And all the while, Moore’s Law kept tic-tocking away. Until now.
It seems like a new gold rush is inevitable.
Perhaps I’ll be contrarian about it.
Or just wait until the engineers sort it out. They always have.
Jaap Suermondt, PhD
Vice President, Labs, Hewlett Packard Enterprise Software, Palo Alto, California
(The opinions I am voicing in this post are my own, not those of Hewlett Packard Enterprise)
If Innovating means doing what is new; altering the established order of things (in order to achieve new things), then Jaap’s idea and his delightful image of a “contrarian” as someone who goes against or rejects popular opinion, really resonate with me. Many “gold hunters”, who frequently follow fashions and trends most in vogue (including in tech), end up like metors disappearing off into space. I do however feel sympathetic towards “collectors, for their perseverence and intellectual acuity.
“Collectors” are a tad crazy and it is to them that I dedicate these clsoing sentences::
Here’s to the crazy ones.
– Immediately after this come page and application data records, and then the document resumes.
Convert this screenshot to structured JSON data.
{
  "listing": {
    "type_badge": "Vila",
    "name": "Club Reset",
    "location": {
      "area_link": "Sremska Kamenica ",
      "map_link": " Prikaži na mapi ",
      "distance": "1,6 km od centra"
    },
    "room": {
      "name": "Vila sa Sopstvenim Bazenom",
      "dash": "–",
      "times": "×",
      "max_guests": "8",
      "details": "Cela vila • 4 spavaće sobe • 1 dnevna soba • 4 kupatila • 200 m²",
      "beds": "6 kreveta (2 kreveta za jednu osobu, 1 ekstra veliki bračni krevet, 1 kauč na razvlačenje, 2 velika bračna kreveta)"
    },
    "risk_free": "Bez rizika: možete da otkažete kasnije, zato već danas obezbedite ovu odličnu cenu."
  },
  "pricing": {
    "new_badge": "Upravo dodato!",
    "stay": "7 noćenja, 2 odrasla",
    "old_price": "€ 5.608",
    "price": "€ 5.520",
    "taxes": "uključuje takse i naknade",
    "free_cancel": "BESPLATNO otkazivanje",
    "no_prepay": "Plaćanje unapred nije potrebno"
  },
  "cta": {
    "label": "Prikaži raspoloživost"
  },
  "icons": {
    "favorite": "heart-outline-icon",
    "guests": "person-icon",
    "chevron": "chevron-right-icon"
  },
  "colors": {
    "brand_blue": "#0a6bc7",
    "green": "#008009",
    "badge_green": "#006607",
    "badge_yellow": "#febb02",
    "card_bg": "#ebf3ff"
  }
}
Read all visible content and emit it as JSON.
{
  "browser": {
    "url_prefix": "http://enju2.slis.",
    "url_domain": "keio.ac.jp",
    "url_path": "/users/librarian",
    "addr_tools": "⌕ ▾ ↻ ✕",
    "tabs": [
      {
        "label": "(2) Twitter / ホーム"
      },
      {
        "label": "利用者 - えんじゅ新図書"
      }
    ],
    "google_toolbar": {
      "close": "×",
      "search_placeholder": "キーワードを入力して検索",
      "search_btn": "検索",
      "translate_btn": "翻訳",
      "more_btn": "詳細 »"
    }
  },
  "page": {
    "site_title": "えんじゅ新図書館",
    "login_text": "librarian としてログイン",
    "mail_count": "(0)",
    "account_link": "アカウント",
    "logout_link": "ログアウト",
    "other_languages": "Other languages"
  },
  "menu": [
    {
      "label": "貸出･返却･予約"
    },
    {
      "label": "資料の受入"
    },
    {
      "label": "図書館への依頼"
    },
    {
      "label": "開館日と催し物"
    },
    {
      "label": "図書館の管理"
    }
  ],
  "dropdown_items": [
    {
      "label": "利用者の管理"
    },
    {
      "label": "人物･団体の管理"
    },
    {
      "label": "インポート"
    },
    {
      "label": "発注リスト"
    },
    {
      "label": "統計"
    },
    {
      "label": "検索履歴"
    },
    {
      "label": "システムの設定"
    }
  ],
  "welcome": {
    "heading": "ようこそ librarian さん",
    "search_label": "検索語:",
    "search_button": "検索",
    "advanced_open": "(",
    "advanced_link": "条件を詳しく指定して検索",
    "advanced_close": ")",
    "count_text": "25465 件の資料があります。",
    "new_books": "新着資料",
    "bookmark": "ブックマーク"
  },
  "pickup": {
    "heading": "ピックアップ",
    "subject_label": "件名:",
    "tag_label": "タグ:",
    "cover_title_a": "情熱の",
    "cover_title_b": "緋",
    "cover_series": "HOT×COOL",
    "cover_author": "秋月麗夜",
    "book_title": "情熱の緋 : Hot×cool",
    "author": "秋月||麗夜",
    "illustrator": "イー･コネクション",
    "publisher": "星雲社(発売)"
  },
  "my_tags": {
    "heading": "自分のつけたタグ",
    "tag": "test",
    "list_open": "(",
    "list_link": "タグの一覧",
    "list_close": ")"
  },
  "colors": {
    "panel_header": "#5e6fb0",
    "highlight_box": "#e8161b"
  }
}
The misfits. The rebels. The troublemakers. The round pegs in the square holes. The ones who see things differently. They’re not fond of rules. And they have no respect for the status quo.
You can quote them, disagree with them, glorify or vilify them. About the only thing you can’t do is ignore them.
Because they change things.
They push the human race forward. And while some may see them as the crazy ones, we see genius. Because the people who are crazy enough to think they can change the world, are the ones who do. (Steve Jobs – Think Different)
Steve Jobs, a “contrarian” …
Design a better world and…
design a better (different) thinking!
Have a good week